Bacteria are common sources of infection, but these microorganisms can themselves be infected by even smaller agents: viruses. A new analysis of the interactions between bacteria and viruses has revealed patterns that could help scientists working to understand which viruses infect which bacteria in the microbial world.
A meta-analysis of the interactions shows that the infection patterns exhibit a nested structure, with hard-to-infect bacteria infected by generalist viruses and easy-to-infect bacteria attacked by both generalist and specialist viruses.
"Although it is well known that individual viruses do not infect all bacteria, this study provides an understanding of possibly universal patterns or principles governing the set of viruses able to infect a given bacteria and the set of bacteria that a given virus can infect," said Joshua Weitz, an assistant professor in the School of Biology at the Georgia Institute of Technology.
Discovering this general pattern of nested bacteria-virus infection could improve predictions of microbial population dynamics and community assembly, which affect human health and global ecosystem function. Knowing the patterns of which bacteria are susceptible to which viruses could also provide insights into strategies for viral-based antimicrobial therapies.
The results of the meta-analysis were published June 27, 2011 in the early edition of the journal Proceedings of the National Academy of Sciences. The work was sponsored by the James S. McDonnell Foundation, the Defense Advanced Projects Research Agency and the Burroughs Wellcome Fund.
Georgia Tech physics graduate student Cesar Flores, Michigan State University zoology graduate student Justin Meyer, Georgia Tech biology undergraduate student Lauren Farr, and postdoctoral researcher Sergi Valverde from the University Pompeu Fabra in Barcelona, Spain also contributed to this study.
The research team compiled 38 laboratory studies of interactions between bacteria and phages, the viruses that infect them.
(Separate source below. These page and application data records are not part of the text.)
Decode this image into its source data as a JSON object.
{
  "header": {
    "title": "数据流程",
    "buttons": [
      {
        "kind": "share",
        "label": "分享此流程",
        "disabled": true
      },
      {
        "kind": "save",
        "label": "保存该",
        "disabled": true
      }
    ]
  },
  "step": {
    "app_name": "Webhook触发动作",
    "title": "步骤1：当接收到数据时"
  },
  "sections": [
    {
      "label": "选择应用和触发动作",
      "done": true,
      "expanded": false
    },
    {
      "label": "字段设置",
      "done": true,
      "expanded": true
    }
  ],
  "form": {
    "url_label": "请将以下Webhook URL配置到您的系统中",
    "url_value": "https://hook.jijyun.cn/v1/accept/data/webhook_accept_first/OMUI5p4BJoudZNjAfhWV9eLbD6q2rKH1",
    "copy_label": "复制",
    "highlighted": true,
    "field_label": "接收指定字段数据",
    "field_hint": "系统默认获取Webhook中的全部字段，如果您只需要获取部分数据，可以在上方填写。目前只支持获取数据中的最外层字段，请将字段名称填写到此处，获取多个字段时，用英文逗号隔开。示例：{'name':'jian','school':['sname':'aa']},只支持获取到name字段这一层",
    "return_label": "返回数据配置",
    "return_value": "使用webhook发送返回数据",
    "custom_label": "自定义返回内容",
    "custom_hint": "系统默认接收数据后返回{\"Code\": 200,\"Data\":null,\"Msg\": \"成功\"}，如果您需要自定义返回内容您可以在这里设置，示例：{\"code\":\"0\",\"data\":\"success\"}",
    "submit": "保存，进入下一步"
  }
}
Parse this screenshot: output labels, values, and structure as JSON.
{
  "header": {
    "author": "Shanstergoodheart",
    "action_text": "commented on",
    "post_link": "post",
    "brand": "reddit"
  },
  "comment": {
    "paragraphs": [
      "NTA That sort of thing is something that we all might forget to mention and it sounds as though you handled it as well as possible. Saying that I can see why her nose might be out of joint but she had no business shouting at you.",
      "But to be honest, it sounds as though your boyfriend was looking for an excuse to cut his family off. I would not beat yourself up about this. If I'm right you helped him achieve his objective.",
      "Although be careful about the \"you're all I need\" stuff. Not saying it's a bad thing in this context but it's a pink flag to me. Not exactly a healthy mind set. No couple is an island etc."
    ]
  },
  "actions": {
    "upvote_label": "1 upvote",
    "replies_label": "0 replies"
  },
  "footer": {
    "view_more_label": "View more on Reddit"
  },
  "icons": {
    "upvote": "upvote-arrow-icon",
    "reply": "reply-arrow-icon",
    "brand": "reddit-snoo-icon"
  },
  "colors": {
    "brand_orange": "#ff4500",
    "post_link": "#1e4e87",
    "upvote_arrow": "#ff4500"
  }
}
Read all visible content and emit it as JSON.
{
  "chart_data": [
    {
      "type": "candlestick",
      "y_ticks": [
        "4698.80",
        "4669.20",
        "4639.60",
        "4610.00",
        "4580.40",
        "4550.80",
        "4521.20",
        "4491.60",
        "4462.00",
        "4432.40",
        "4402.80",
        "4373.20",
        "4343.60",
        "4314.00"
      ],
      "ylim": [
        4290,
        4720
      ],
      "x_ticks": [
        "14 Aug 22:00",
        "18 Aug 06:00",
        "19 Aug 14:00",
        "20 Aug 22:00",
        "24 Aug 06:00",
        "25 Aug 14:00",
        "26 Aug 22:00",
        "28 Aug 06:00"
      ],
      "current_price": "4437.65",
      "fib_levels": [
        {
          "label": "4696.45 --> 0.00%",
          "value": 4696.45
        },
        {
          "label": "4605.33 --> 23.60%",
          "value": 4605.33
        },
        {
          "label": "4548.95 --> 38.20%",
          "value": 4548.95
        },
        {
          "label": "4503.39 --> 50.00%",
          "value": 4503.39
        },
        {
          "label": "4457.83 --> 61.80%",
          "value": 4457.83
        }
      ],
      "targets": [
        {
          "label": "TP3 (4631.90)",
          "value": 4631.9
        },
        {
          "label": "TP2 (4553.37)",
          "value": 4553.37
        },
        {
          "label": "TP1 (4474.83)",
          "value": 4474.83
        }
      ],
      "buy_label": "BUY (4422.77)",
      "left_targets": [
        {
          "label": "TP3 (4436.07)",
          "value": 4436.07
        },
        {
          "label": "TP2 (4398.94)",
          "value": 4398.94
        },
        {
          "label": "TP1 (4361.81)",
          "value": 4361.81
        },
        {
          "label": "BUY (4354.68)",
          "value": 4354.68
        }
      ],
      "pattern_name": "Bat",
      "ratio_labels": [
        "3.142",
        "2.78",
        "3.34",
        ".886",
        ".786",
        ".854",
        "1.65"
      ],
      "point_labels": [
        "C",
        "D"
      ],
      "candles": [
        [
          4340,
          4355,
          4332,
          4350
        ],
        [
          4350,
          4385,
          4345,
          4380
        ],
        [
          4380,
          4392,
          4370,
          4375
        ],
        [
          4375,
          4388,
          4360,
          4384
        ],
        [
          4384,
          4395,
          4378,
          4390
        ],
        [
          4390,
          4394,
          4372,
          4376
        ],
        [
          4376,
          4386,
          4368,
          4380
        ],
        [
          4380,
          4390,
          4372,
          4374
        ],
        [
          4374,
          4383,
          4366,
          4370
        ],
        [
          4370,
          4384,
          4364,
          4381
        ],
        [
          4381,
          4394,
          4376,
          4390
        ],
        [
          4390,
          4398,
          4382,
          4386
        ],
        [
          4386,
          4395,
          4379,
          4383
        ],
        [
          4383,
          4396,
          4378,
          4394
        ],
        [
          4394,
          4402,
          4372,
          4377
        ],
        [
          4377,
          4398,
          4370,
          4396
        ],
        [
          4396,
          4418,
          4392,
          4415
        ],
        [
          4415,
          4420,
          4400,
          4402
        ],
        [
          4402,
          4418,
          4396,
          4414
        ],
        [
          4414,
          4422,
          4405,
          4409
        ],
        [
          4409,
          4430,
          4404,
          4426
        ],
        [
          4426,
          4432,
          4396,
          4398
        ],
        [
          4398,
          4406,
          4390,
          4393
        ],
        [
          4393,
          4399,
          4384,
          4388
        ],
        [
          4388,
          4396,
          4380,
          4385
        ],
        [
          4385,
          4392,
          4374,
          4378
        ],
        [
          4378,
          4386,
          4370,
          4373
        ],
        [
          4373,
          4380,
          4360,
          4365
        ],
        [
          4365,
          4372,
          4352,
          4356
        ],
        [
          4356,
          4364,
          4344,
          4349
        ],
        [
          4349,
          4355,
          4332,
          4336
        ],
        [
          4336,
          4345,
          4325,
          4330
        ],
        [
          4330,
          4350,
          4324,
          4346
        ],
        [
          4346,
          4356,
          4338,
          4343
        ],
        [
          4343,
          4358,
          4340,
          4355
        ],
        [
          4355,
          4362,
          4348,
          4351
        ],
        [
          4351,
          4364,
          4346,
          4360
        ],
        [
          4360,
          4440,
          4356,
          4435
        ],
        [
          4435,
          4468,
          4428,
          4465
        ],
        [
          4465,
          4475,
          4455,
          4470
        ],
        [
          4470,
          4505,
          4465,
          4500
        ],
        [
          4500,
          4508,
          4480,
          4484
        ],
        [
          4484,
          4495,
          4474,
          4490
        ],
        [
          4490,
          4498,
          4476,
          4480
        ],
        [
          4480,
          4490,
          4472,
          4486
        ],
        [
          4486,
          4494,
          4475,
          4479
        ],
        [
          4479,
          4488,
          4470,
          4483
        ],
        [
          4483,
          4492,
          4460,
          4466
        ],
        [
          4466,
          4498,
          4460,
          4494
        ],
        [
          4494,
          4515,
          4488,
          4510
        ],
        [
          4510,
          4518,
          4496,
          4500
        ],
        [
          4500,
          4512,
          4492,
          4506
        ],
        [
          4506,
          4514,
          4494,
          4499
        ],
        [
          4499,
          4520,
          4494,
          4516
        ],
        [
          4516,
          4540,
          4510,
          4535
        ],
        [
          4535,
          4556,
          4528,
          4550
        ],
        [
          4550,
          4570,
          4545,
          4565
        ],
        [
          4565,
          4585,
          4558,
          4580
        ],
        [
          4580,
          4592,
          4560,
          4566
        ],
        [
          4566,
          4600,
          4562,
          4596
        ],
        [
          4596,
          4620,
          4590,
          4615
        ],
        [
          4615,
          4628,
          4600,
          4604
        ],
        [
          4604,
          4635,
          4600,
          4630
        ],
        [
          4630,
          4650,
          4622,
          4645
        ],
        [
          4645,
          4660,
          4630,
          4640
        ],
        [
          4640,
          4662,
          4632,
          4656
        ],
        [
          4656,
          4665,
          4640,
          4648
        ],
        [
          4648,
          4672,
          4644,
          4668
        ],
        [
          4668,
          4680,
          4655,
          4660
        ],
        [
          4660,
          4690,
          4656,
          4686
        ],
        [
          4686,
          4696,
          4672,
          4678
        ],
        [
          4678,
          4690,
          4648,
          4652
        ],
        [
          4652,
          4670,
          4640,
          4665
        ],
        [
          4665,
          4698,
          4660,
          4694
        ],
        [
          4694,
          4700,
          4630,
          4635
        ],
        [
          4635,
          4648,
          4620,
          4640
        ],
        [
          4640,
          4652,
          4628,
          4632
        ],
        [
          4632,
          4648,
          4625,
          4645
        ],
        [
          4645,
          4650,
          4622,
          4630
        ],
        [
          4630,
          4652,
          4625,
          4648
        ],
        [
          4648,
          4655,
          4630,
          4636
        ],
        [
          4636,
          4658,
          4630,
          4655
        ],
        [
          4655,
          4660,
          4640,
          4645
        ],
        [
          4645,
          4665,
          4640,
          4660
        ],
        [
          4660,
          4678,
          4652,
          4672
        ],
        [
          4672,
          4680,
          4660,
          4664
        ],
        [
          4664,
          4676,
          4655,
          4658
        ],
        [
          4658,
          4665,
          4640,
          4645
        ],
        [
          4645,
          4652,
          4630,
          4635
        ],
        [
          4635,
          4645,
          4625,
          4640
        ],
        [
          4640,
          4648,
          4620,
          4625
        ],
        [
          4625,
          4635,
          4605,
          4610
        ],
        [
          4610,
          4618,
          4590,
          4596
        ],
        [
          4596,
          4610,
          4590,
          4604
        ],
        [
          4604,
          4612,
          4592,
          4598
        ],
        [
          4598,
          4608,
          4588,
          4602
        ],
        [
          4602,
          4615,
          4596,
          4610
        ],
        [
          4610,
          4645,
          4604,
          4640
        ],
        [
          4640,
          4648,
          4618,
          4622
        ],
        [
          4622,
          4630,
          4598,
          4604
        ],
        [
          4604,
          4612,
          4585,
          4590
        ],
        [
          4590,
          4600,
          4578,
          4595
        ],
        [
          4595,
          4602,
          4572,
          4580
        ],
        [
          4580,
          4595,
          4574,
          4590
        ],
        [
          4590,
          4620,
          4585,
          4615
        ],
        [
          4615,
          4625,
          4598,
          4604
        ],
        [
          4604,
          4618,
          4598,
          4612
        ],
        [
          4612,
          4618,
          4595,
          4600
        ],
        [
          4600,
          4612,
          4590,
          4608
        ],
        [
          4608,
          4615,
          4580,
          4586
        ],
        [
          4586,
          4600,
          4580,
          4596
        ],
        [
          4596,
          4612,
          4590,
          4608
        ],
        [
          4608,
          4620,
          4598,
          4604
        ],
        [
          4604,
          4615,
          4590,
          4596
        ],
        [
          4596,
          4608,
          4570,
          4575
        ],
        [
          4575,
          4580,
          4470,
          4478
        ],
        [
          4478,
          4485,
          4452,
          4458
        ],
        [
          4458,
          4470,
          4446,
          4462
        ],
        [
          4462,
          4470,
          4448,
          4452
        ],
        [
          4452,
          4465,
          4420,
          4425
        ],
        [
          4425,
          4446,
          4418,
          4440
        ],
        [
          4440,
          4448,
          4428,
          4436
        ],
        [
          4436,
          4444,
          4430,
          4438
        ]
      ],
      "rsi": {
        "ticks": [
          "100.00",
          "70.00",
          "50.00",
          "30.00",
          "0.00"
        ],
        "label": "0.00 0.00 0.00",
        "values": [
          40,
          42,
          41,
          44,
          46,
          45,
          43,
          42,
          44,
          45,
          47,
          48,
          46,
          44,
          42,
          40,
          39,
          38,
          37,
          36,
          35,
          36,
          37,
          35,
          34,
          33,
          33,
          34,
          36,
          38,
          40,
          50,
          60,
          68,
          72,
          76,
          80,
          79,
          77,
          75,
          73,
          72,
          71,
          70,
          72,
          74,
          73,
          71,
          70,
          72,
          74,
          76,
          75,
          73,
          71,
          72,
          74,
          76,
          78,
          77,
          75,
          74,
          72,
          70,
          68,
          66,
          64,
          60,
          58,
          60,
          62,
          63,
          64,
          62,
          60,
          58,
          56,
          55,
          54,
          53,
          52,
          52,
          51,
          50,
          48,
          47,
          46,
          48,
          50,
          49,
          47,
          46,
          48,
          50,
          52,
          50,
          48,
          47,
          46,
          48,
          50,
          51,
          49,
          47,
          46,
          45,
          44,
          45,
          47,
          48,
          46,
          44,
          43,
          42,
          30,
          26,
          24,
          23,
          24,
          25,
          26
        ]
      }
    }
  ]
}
The studies represented approximately 12,000 distinct experimental infection assays across a broad spectrum of diversity, habitat and mode of selection. The studies covered a 20-year period and included hundreds of different host and phage strains.
The researchers converted each study into a matrix with rows containing bacterial types, columns containing phage strains, and cells with zeros or ones to indicate whether a given pair yielded an infection. Then they applied a rigorous network theory approach to examine whether the interaction networks exhibited a nonrandom structure, conformed to a characteristic shape, or behaved idiosyncratically -- making them hard to predict.
Of the 38 studies, the researchers found 27 that showed significant nestedness. Nestedness was measured by the extent to which phages that infected the most hosts tended to infect bacteria that were infected by the fewest phages. The researchers used statistical tests to rule out forms of bias. However, because the majority of the data consisted of closely related species, the researchers anticipate that more complex patterns of infection may form with species with more genetic diversity.
"Considering the large range of taxa, habitats and sampling techniques used to construct the matrices, the repeated sampling of a nested pattern of host-phage infections is salient, but the process driving the nestedness is not obvious. The pattern suggests a common mechanism or convergent set of mechanisms underlying microbial co-evolution and community assembly," explained Weitz.
The researchers examined three hypotheses to explain the nestedness pattern based on biochemical, ecological and evolutionary principles, but found that additional experiments will be required to determine why this pattern occurs so often.
This meta-analysis demonstrated the utility of network methods as a means for discovering novel interaction patterns. According to the researchers, viewing host-phage interaction networks through this type of unifying lens more often will likely unveil other hidden commonalities of microbial and viral communities that transcend species identity.
This research was supported in part by the Defense Advanced Research Projects Agency (DARPA) (Award No. HR0011-09-1-0055).
The above story is reprinted (with editorial adaptations by ScienceDaily staff) from materials provided by Georgia Institute of Technology Research News. The original article was written by Abby Robinson.